- [What you will do] Copy out every entry, keeping each character the same.

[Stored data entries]
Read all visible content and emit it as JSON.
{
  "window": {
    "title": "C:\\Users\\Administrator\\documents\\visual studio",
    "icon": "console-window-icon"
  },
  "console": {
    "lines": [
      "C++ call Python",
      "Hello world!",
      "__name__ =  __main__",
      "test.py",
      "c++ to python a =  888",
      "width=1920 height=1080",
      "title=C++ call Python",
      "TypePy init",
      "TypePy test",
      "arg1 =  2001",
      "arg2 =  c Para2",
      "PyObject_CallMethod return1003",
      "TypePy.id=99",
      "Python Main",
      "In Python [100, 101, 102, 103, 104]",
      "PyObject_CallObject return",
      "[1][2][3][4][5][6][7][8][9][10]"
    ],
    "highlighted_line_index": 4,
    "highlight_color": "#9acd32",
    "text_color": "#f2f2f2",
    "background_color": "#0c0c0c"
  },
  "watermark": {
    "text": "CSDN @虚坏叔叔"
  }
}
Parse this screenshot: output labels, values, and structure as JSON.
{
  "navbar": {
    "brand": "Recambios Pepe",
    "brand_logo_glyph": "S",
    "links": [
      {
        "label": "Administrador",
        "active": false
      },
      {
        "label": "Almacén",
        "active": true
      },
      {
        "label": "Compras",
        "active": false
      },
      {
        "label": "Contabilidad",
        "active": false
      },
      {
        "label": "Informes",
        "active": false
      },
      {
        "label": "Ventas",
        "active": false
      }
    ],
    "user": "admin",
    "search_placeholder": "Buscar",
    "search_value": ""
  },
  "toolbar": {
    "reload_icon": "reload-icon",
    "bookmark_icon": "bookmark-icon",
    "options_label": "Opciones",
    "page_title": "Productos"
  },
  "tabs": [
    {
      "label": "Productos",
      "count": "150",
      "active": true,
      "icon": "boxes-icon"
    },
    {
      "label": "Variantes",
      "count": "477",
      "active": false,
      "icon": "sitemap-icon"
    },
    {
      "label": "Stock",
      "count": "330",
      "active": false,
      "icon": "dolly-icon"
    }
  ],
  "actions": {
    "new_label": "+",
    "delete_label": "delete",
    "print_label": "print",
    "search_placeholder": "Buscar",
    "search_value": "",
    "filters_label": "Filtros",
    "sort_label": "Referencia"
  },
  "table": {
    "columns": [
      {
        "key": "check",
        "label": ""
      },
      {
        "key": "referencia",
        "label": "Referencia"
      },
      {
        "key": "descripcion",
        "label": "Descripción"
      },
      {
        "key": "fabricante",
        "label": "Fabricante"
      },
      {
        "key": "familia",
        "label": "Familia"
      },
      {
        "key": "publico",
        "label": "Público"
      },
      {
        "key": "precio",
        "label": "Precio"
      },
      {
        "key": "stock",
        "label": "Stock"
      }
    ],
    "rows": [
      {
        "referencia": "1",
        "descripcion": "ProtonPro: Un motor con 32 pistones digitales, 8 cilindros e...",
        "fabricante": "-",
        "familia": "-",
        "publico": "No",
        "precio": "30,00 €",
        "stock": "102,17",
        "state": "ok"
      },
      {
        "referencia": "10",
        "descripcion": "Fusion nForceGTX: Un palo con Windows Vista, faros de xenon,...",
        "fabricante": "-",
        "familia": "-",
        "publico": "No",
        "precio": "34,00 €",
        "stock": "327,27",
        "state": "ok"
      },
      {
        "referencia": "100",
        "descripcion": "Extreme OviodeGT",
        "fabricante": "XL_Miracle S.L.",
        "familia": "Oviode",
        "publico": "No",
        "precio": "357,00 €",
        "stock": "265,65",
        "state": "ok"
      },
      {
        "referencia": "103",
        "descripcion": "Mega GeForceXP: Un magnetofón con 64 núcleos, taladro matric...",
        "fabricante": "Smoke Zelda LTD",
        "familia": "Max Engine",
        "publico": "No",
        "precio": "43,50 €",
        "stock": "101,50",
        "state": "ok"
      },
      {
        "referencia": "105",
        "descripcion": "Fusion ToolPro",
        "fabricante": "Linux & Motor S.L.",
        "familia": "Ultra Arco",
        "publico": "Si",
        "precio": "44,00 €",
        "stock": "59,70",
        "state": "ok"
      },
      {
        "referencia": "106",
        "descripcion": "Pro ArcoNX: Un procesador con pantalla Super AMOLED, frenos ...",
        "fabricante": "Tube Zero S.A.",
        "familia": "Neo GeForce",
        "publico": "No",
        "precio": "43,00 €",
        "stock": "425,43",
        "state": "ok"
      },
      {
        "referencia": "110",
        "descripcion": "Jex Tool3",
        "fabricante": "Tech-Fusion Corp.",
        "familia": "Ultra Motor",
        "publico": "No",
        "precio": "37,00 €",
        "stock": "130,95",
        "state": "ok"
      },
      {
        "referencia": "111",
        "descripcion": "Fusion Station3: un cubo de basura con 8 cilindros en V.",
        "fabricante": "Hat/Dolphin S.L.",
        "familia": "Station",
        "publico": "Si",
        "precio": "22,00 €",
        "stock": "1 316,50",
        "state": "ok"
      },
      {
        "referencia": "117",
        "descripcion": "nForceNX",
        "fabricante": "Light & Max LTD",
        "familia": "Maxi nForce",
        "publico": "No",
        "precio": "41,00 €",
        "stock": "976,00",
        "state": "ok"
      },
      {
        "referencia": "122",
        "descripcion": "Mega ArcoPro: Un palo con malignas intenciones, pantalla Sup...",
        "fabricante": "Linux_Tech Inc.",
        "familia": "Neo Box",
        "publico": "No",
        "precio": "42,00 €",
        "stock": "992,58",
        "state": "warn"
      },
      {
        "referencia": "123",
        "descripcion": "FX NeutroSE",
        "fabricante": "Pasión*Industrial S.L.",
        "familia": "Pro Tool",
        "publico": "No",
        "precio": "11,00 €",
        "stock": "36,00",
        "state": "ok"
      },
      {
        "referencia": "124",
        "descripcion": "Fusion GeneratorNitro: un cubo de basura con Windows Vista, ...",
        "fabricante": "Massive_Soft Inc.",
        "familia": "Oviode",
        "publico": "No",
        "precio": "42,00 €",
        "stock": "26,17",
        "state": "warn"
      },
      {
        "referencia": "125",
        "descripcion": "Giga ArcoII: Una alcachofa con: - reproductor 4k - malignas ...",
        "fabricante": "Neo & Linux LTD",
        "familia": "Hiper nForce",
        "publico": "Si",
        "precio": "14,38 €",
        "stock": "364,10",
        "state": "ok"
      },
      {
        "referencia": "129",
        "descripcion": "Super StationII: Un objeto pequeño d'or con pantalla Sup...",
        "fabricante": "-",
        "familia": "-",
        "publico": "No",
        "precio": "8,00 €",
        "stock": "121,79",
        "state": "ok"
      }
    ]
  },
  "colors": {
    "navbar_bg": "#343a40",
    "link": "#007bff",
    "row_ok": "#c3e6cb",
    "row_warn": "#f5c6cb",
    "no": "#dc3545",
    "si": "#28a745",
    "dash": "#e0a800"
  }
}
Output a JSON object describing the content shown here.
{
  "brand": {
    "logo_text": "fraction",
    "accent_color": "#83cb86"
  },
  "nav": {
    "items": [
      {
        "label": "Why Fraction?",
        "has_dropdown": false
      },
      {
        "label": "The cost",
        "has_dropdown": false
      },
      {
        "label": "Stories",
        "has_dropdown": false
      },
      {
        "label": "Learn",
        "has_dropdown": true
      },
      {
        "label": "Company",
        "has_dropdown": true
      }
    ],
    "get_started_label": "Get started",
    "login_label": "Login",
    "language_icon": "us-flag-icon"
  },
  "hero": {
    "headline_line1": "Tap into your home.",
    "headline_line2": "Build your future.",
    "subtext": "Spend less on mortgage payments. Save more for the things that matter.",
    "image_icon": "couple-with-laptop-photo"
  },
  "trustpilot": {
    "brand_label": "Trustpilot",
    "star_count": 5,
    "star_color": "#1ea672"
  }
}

- [Written answer]
Read all visible content and emit it as JSON.
{
  "window": {
    "title": "C:\\Users\\Administrator\\documents\\visual studio",
    "icon": "console-window-icon"
  },
  "console": {
    "lines": [
      "C++ call Python",
      "Hello world!",
      "__name__ =  __main__",
      "test.py",
      "c++ to python a =  888",
      "width=1920 height=1080",
      "title=C++ call Python",
      "TypePy init",
      "TypePy test",
      "arg1 =  2001",
      "arg2 =  c Para2",
      "PyObject_CallMethod return1003",
      "TypePy.id=99",
      "Python Main",
      "In Python [100, 101, 102, 103, 104]",
      "PyObject_CallObject return",
      "[1][2][3][4][5][6][7][8][9][10]"
    ],
    "highlighted_line_index": 4,
    "highlight_color": "#9acd32",
    "text_color": "#f2f2f2",
    "background_color": "#0c0c0c"
  },
  "watermark": {
    "text": "CSDN @虚坏叔叔"
  }
}
Parse this screenshot: output labels, values, and structure as JSON.
{
  "navbar": {
    "brand": "Recambios Pepe",
    "brand_logo_glyph": "S",
    "links": [
      {
        "label": "Administrador",
        "active": false
      },
      {
        "label": "Almacén",
        "active": true
      },
      {
        "label": "Compras",
        "active": false
      },
      {
        "label": "Contabilidad",
        "active": false
      },
      {
        "label": "Informes",
        "active": false
      },
      {
        "label": "Ventas",
        "active": false
      }
    ],
    "user": "admin",
    "search_placeholder": "Buscar",
    "search_value": ""
  },
  "toolbar": {
    "reload_icon": "reload-icon",
    "bookmark_icon": "bookmark-icon",
    "options_label": "Opciones",
    "page_title": "Productos"
  },
  "tabs": [
    {
      "label": "Productos",
      "count": "150",
      "active": true,
      "icon": "boxes-icon"
    },
    {
      "label": "Variantes",
      "count": "477",
      "active": false,
      "icon": "sitemap-icon"
    },
    {
      "label": "Stock",
      "count": "330",
      "active": false,
      "icon": "dolly-icon"
    }
  ],
  "actions": {
    "new_label": "+",
    "delete_label": "delete",
    "print_label": "print",
    "search_placeholder": "Buscar",
    "search_value": "",
    "filters_label": "Filtros",
    "sort_label": "Referencia"
  },
  "table": {
    "columns": [
      {
        "key": "check",
        "label": ""
      },
      {
        "key": "referencia",
        "label": "Referencia"
      },
      {
        "key": "descripcion",
        "label": "Descripción"
      },
      {
        "key": "fabricante",
        "label": "Fabricante"
      },
      {
        "key": "familia",
        "label": "Familia"
      },
      {
        "key": "publico",
        "label": "Público"
      },
      {
        "key": "precio",
        "label": "Precio"
      },
      {
        "key": "stock",
        "label": "Stock"
      }
    ],
    "rows": [
      {
        "referencia": "1",
        "descripcion": "ProtonPro: Un motor con 32 pistones digitales, 8 cilindros e...",
        "fabricante": "-",
        "familia": "-",
        "publico": "No",
        "precio": "30,00 €",
        "stock": "102,17",
        "state": "ok"
      },
      {
        "referencia": "10",
        "descripcion": "Fusion nForceGTX: Un palo con Windows Vista, faros de xenon,...",
        "fabricante": "-",
        "familia": "-",
        "publico": "No",
        "precio": "34,00 €",
        "stock": "327,27",
        "state": "ok"
      },
      {
        "referencia": "100",
        "descripcion": "Extreme OviodeGT",
        "fabricante": "XL_Miracle S.L.",
        "familia": "Oviode",
        "publico": "No",
        "precio": "357,00 €",
        "stock": "265,65",
        "state": "ok"
      },
      {
        "referencia": "103",
        "descripcion": "Mega GeForceXP: Un magnetofón con 64 núcleos, taladro matric...",
        "fabricante": "Smoke Zelda LTD",
        "familia": "Max Engine",
        "publico": "No",
        "precio": "43,50 €",
        "stock": "101,50",
        "state": "ok"
      },
      {
        "referencia": "105",
        "descripcion": "Fusion ToolPro",
        "fabricante": "Linux & Motor S.L.",
        "familia": "Ultra Arco",
        "publico": "Si",
        "precio": "44,00 €",
        "stock": "59,70",
        "state": "ok"
      },
      {
        "referencia": "106",
        "descripcion": "Pro ArcoNX: Un procesador con pantalla Super AMOLED, frenos ...",
        "fabricante": "Tube Zero S.A.",
        "familia": "Neo GeForce",
        "publico": "No",
        "precio": "43,00 €",
        "stock": "425,43",
        "state": "ok"
      },
      {
        "referencia": "110",
        "descripcion": "Jex Tool3",
        "fabricante": "Tech-Fusion Corp.",
        "familia": "Ultra Motor",
        "publico": "No",
        "precio": "37,00 €",
        "stock": "130,95",
        "state": "ok"
      },
      {
        "referencia": "111",
        "descripcion": "Fusion Station3: un cubo de basura con 8 cilindros en V.",
        "fabricante": "Hat/Dolphin S.L.",
        "familia": "Station",
        "publico": "Si",
        "precio": "22,00 €",
        "stock": "1 316,50",
        "state": "ok"
      },
      {
        "referencia": "117",
        "descripcion": "nForceNX",
        "fabricante": "Light & Max LTD",
        "familia": "Maxi nForce",
        "publico": "No",
        "precio": "41,00 €",
        "stock": "976,00",
        "state": "ok"
      },
      {
        "referencia": "122",
        "descripcion": "Mega ArcoPro: Un palo con malignas intenciones, pantalla Sup...",
        "fabricante": "Linux_Tech Inc.",
        "familia": "Neo Box",
        "publico": "No",
        "precio": "42,00 €",
        "stock": "992,58",
        "state": "warn"
      },
      {
        "referencia": "123",
        "descripcion": "FX NeutroSE",
        "fabricante": "Pasión*Industrial S.L.",
        "familia": "Pro Tool",
        "publico": "No",
        "precio": "11,00 €",
        "stock": "36,00",
        "state": "ok"
      },
      {
        "referencia": "124",
        "descripcion": "Fusion GeneratorNitro: un cubo de basura con Windows Vista, ...",
        "fabricante": "Massive_Soft Inc.",
        "familia": "Oviode",
        "publico": "No",
        "precio": "42,00 €",
        "stock": "26,17",
        "state": "warn"
      },
      {
        "referencia": "125",
        "descripcion": "Giga ArcoII: Una alcachofa con: - reproductor 4k - malignas ...",
        "fabricante": "Neo & Linux LTD",
        "familia": "Hiper nForce",
        "publico": "Si",
        "precio": "14,38 €",
        "stock": "364,10",
        "state": "ok"
      },
      {
        "referencia": "129",
        "descripcion": "Super StationII: Un objeto pequeño d'or con pantalla Sup...",
        "fabricante": "-",
        "familia": "-",
        "publico": "No",
        "precio": "8,00 €",
        "stock": "121,79",
        "state": "ok"
      }
    ]
  },
  "colors": {
    "navbar_bg": "#343a40",
    "link": "#007bff",
    "row_ok": "#c3e6cb",
    "row_warn": "#f5c6cb",
    "no": "#dc3545",
    "si": "#28a745",
    "dash": "#e0a800"
  }
}
Output a JSON object describing the content shown here.
{
  "brand": {
    "logo_text": "fraction",
    "accent_color": "#83cb86"
  },
  "nav": {
    "items": [
      {
        "label": "Why Fraction?",
        "has_dropdown": false
      },
      {
        "label": "The cost",
        "has_dropdown": false
      },
      {
        "label": "Stories",
        "has_dropdown": false
      },
      {
        "label": "Learn",
        "has_dropdown": true
      },
      {
        "label": "Company",
        "has_dropdown": true
      }
    ],
    "get_started_label": "Get started",
    "login_label": "Login",
    "language_icon": "us-flag-icon"
  },
  "hero": {
    "headline_line1": "Tap into your home.",
    "headline_line2": "Build your future.",
    "subtext": "Spend less on mortgage payments. Save more for the things that matter.",
    "image_icon": "couple-with-laptop-photo"
  },
  "trustpilot": {
    "brand_label": "Trustpilot",
    "star_count": 5,
    "star_color": "#1ea672"
  }
}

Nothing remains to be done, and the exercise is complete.